What Is JAMstack? How Is It Different from Other Technology Stacks? Why Would You Want to Use It?

What Is JAMstack? How Is It Different from Other Technology Stacks? Why Would You Want to Use It?

And why use it now, considering that static site generators have been a thing for... almost forever? Is JAMStack just a “newish” label stuck to an age-old web development concept/set of tools? Or is it (much) more than that? What is JAMstack, more precisely?
And why would you even consider it for your next project?

What's the “revolutionary” concept behind the JAMstack architecture? What sets it apart from other architectures? Apart from any other JavaScript SPA & RESP API kind of setups...

What are the clear benefits for using this newly born “star” on the static site generator scene?

And here, you must have already stumbled upon JAMstack benefits like:

  • no complex caching
  • no back-end logic (the static website's not tied to a server)
  • no database (with all its vulnerabilities, maintenance needs, and poor load times etc.)

You get to set up your static website, serve it on a CDN, integrate it with an external API in JS and voila: there's your perfectly functional website!

At least that's the promise that you keep finding when you search for information on the JAMstack CMS, right?

Now, let us shed some light on this “JAMstack: hype or not?” kind of topic:

1. What Is JAMstack?

JAMstack is a web/app development architecture. Or, simply put, a new way of building websites and apps.

One that “stacks up” :

  • client-side JavaScript; you get to use any front-end framework or library or even plain JavaScript for the request/response process
  • reusable APIs; either custom-built or provided by third-party services, the incorporated APIs will handle all database operations and server-side processes
  • prebuilt Markup; a specifically templated one, that gets generated by the SSG or the build tool at deploy time

Note: if the client and server are closely tied, then we can't be talking about a JAMstack architecture. And CMS-based websites with server-side elements are just one example.

2. What's the Key Difference? JAMstack vs Other Architectures

How is JAMstack any different from, let's say: a JavaScript front-end framework & a REST API back-end structure?

It's the middle part that makes all the difference...

With APIs for every back-end function, it (the back-end) can get easily scaled up.

In a conventional workflow, the building and hosting are tightly interconnected, whereas in a JAMstack architecture they are decoupled. 

And that can get easily summed up to this:

A user accesses your website, makes a page request and the due file is already compiled. It gets served through the browser straight from a CDN.

So, there's no longer an entire cycle of request/response involving the database, back-end code, browser, server and layers of caching.

3. Why Would You Switch to a JAMstack Approach? 4 Obvious Benefits

Now that you've got an answer to your “What is JAMstack?” question, the next one that pops up in your head must be:

“OK, and why should I care about JAMstack?”

Why would I want to move to a JAMstack CMS if I'm accustomed to and perfectly fine with the current one that I'm using?

Here are some of the main reasons:

  • improved overall performance
  • lower costs, easy scaling
  • better developer experience 
  • higher security

Now, let's weigh all these JAMstack benefits one by one, and detail them a bit:

Better Performance 

You'd find it on top of every web/mobile app developer's wishlist.
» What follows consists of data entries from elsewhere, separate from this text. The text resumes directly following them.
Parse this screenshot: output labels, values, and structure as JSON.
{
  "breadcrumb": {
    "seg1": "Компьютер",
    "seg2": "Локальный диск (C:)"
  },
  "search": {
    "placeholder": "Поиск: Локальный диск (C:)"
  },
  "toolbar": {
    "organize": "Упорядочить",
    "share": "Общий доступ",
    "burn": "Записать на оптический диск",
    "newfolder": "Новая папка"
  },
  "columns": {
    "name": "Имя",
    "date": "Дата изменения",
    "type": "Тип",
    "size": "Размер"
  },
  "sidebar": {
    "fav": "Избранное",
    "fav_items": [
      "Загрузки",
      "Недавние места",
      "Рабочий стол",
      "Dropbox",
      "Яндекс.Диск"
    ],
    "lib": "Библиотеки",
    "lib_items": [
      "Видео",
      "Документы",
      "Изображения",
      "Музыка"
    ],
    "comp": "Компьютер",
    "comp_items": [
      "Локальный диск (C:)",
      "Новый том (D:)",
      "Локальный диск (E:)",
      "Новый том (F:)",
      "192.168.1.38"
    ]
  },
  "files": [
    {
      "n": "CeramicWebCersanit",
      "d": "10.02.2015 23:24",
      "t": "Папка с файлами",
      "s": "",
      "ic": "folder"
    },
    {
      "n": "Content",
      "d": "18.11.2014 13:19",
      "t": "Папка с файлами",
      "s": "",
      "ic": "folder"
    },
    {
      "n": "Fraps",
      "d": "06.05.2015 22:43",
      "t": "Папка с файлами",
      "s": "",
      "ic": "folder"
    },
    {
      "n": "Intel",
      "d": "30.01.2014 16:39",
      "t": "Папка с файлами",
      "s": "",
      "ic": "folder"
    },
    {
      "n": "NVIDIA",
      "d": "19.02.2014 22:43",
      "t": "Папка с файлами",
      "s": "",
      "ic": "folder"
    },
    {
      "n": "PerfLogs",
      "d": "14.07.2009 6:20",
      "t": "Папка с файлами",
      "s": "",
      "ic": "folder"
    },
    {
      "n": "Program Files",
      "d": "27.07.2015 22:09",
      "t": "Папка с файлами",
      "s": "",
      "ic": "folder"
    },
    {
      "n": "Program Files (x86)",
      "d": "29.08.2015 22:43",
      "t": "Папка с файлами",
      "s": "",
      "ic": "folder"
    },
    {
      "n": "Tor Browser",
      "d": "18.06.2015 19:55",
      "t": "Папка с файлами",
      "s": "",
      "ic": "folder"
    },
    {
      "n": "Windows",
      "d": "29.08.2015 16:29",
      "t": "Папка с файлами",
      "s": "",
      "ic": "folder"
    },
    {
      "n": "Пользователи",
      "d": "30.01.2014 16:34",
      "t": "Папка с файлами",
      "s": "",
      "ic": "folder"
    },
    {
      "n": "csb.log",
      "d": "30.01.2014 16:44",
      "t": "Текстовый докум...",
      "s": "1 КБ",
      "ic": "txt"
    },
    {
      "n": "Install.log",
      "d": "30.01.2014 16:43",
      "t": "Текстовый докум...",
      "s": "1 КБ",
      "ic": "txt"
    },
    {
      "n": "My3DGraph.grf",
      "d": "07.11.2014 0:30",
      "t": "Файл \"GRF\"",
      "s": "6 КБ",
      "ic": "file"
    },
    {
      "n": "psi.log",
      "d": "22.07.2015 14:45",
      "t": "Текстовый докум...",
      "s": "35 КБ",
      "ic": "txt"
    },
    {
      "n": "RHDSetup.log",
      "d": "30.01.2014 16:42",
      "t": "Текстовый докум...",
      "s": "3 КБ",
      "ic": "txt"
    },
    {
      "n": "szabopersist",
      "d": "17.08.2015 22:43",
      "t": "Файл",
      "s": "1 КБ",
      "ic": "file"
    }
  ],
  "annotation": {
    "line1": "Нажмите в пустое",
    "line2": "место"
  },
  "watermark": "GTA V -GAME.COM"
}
How does a JAMstack architecture ensure high loading speed? 

JAMStack-based websites get generated at deploy time and loaded over a CDN. And that's the best “guarantee” for top loading speed.

Easy Scaling, Lower Costs

“What is JAMstack?” It's an ideally scalable stack architecture: the static nature of the JAMstack website/app itself makes it ideally scalable. The scaling options are more cost-effective, flexible and easily maintainable.

Deploying it only calls for serving files in more places. And the CDN, part of the JAMstack architecture, comes with great scaling features.

Better Developer Experience 

Thanks to its decoupled/loose coupling approach to web/app development, JAMstack enables developers to focus on (truly) important aspects of their work.

To invest their time and skills in tasks like debugging critical errors, creating new functionalities...

They no longer need to maintain a separate stack for content and the website's functionalities...

Higher Security

What makes the JAMstack secure?

With all server-side processes turned into microservice APIs, there's almost no “surface” left for hackers to attack. 

And just think about it:

  • A JAMstack approach takes server configurations, dynamic software running on the server and hosting features out of the picture
  • there are no CMS plugins, there's no database
  • all files are static and all dynamic functions are the client-side JavaScript and the APIs' “responsibility”

So, basically, there's very little code to get injected after all

5. 4 JAMstack Limitations to Consider 

For there are a few drawbacks, as well, for you to keep in mind when migrating to JAMstack:

  • a steep learning curve; with no user-friendly GUI, JAMstack is not geared at providing the best experience for non-developers (content editors and marketers) 
  • it's doesn't fit any type of project (but the static ones only); you can't squeeze fit a JAMstack architecture into a web/app project that requires lots of real-time updates, plenty of interactivity and frequent updating
  • new features can be implemented via third-party solutions only; if you need to add an online store, comments, galleries, polls, you depend on a client-side third-party solution
  • any incremental change must be handled by the developer; since JAMstack's more developer friendly than non-technical user-friendly, all changes to be made to the design are his/her task to handle


Have I managed to dissipate that “mystery aura” around this web development architecture and answer your “What is JAMstack?” question?